Canal in KopenhagenThe history of the Danish language may be divided into three main periods: Old Danish (800-1100), Middle Danish (1100-1500), and Modern Danish (from 1500). Examples of Old Danish are preserved in numerous runic inscriptions, including the most famous and the earliest found: ek HlewagastiR HoltijaR horna tawido (I, Hlewagast, son of Holtijas, made a horn). Early Middle Danish is represented sparingly in proper names occurring in 12th-century Latin documents and more fully in early Danish laws. These sources show that no common language existed at that time, but that three "provincial languages" were in use: those of Scania (then a part of Denmark), Zealand, and Jutland. Middle Danish underwent important changes, such as the leveling of inflections and the simplification of grammar, and absorbed many loan words, especially from Low German. Zealandic, as used in the government offices, became the norm for a common language.

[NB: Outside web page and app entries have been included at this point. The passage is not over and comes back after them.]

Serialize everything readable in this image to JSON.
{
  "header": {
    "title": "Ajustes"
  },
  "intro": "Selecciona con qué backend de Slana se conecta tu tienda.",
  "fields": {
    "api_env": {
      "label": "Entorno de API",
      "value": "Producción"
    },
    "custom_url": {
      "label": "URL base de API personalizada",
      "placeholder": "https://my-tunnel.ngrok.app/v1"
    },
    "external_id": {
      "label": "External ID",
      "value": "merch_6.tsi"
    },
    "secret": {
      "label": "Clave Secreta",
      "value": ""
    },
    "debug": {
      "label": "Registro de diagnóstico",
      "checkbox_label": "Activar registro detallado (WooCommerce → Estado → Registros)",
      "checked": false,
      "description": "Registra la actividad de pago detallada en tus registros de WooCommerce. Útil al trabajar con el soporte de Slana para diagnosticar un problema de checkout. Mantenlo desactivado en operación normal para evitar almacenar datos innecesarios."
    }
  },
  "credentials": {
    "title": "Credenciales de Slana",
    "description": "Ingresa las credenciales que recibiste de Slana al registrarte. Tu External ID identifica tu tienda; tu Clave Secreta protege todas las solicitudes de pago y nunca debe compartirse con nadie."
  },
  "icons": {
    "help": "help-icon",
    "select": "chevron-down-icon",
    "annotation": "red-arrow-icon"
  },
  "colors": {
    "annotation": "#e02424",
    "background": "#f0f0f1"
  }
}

By about 1500, the chief characteristics of Danish had evolved, and it began to be used as a national language. The printing and publishing activities that occurred during the Reformation led to a considerable transformation of the medieval orthography and contributed markedly to the development of a literary vocabulary. A geographical expansion of Danish took place when it became the official written language of Norway, which was then united with Denmark. Under the influence of humanism, Latin was used extensively in literary writing from about 1550 to about 1700. During the last half of the 17th century, German was spoken at the royal court, and many German words entered the Danish language; most of them were later discarded. Danish had virtually completed its grammatical development by the beginning of the 18th century, and it became a significant cultural and literary language, especially through the work of the poet, playwright, and historian Ludvig Holberg.

In the 19th and 20th centuries, fewer dialects were spoken, the interaction between spoken and written language increased, and the vocabulary expanded through the assimilation of German, French, and English words, including many technical terms. An authorized standard orthography, with subsequent revisions, has been in effect since 1871. Through a spelling reform adopted in 1948 the capitalization of nouns was abolished, and the letter aa was replaced by å, which brought Danish closer to Norwegian and Swedish.

The most notable features of today's Danish are: in phonetics - usage of the glottal stop consonant sound, and of softened consonants b, d, g; in morphology - the definite article as in Western Germanic languages. These are unique in Danish and distinguish it from Swedish, Icelandic and other Scandinavian tongues.